Since Benjamin Netanyahu first took the reins of the premiership in 1996, and each of the five other times he has secured victory and a coalition in the Knesset, he has been singularly focused against those who seek to harm Israel. Most notably Iran — he worked on curtailing its nuclear ambitions. But equally worrisome and closer to home, Hizbollah amassing weapons on the northern border and Hamas gaining traction and engaging in asymmetric warfare have been the alarm siren for Bibi and his followers.
“He will keep us safe,” his loyal followers have chanted at his rallies. Sitting around their Shabbat tables, people will admit that they feel safest with his leadership. Kitschy commercials were aired about Bibi looking after the country like a babysitter — calling him the Bibisitter — so parents can live worry-free.
In his most recent quest for continuing leadership, Bibi did not make his campaign’s primary goal a promise to deepen and broaden the Abraham Accords. He did not present a plan to conclude the decades-long conflict with the Palestinian people. He didn’t place any major programs for affordable housing and lowering inflation at the top of his agenda. Rather, he has led with a judicial overhaul that will create a forcefield around him and any transgressions he might be indicted for, along with those fringe elements of his coalition.
Since the Israeli government is parliamentary, Bibi needed a majority to form a coalition. Not unlike what Speaker Kevin McCarthy had to do in selling his soul to the extremists for votes, Bibi sought out the support of convicted felons, extreme right-wing ideologues, and those who sympathize with the likes of Jewish terrorists Meir Kahane and Baruch Goldstein to help him gain power. Bibi did just that. As the saying goes, he laid down with dogs — and now the country is full of fleas.
As a result of this strategy and the majority’s fixation with bulldozing forward, Bibi will ironically do what the enemies he swore to protect against could only have dreamt about. He is pulling apart the fabric of Zionism. He is whittling away the strings that tether Diaspora and Israeli relations. Bibi’s actions are calling into question whether Israel will be democratic or Jewish while forsaking the notion that it is and can continue to be both. He is thumbing his nose at Diaspora Jews and making them and Israeli Jews choose loyalties.
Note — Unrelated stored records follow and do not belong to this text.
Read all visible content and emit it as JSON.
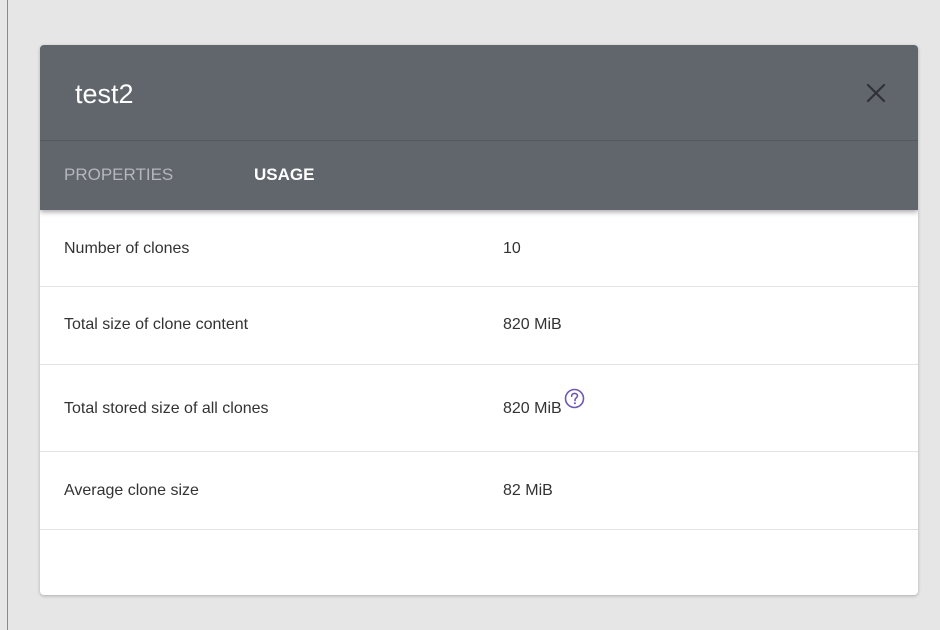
{
  "dialog": {
    "title": "test2",
    "close_icon": "close-icon",
    "tabs": [
      {
        "label": "PROPERTIES",
        "active": false
      },
      {
        "label": "USAGE",
        "active": true
      }
    ]
  },
  "usage": {
    "rows": [
      {
        "label": "Number of clones",
        "value": "10"
      },
      {
        "label": "Total size of clone content",
        "value": "820 MiB"
      },
      {
        "label": "Total stored size of all clones",
        "value": "820 MiB",
        "help_icon": "help-circle-icon"
      },
      {
        "label": "Average clone size",
        "value": "82 MiB"
      }
    ]
  },
  "colors": {
    "header_bg": "#61656c",
    "accent": "#7057b0",
    "page_bg": "#e6e6e6"
  }
}
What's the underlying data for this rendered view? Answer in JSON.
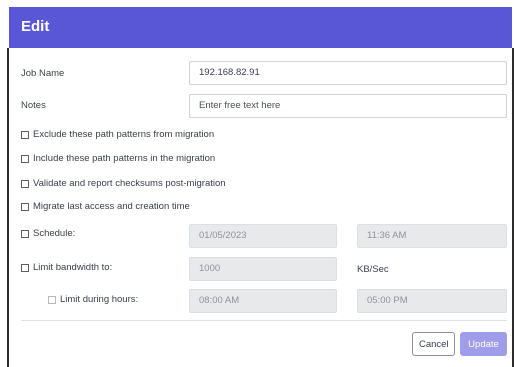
{
  "dialog": {
    "title": "Edit",
    "accent_color": "#5a57d6"
  },
  "fields": {
    "job_name": {
      "label": "Job Name",
      "value": "192.168.82.91"
    },
    "notes": {
      "label": "Notes",
      "placeholder": "Enter free text here"
    }
  },
  "options": {
    "exclude_patterns": {
      "label": "Exclude these path patterns from migration",
      "checked": false
    },
    "include_patterns": {
      "label": "Include these path patterns in the migration",
      "checked": false
    },
    "validate_checksums": {
      "label": "Validate and report checksums post-migration",
      "checked": false
    },
    "migrate_times": {
      "label": "Migrate last access and creation time",
      "checked": false
    }
  },
  "schedule": {
    "label": "Schedule:",
    "checked": false,
    "date": "01/05/2023",
    "time": "11:36 AM"
  },
  "bandwidth": {
    "label": "Limit bandwidth to:",
    "checked": false,
    "value": "1000",
    "unit": "KB/Sec",
    "hours": {
      "label": "Limit during hours:",
      "checked": false,
      "start": "08:00 AM",
      "end": "05:00 PM"
    }
  },
  "actions": {
    "cancel_label": "Cancel",
    "update_label": "Update"
  }
}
He is tilling the soil for a full-fledged civil war in Israel.
This is illustrated in the hypocritical stunt of sending his finance minister, the unapologetic and blustery Betzalel Smotrich, one of those very right-wing fringe characters who recently incited violence against Palestinians, to the United States to ask for $1.3B in Israel Bonds purchases from North American supporters to benefit Israel. But the funds he is soliciting come predominantly from the very Jews Smotrich continuously disavows, Reform and Conservative Jewry of the Diaspora.
Iran is laughing, Hizbollah is howling, and Hamas is befuddled. Our sworn enemies haven’t even fueled the rockets and are getting the result without placing a finger on the deadly launch button.
In Bibi’s pursuit of self-protection, the Sayeret Matkal (special elite forces) IDF soldier who was trained to fall on a grenade to save his platoon is doing the opposite. He is throwing the explosive on the population to save himself. Bibi will be nothing and his legacy meaningless if the dream and miracle of the Jewish state self-destructs.
My grandmother was one of the wisest people I ever met. She used to say, “what we do to ourselves, our worst enemies would not do to us.” How true! Jewish historians know too well about the cause of Temple’s destruction in Jerusalem. It was not because of the evil plots of our adversaries, rather because we hated each other so much and sought to protect only ourselves, our self-interests and promote our own narrative, that we lost the entire enterprise. We can feel the impact of its demise and mourn its loss, still today.
History is indeed repeating itself. What a damn shame!
David-Seth Kirshner is senior rabbi of Temple Emanu-El of Closter and immediate past president of both the New York Board of Rabbis and the North Jersey Board of Rabbis.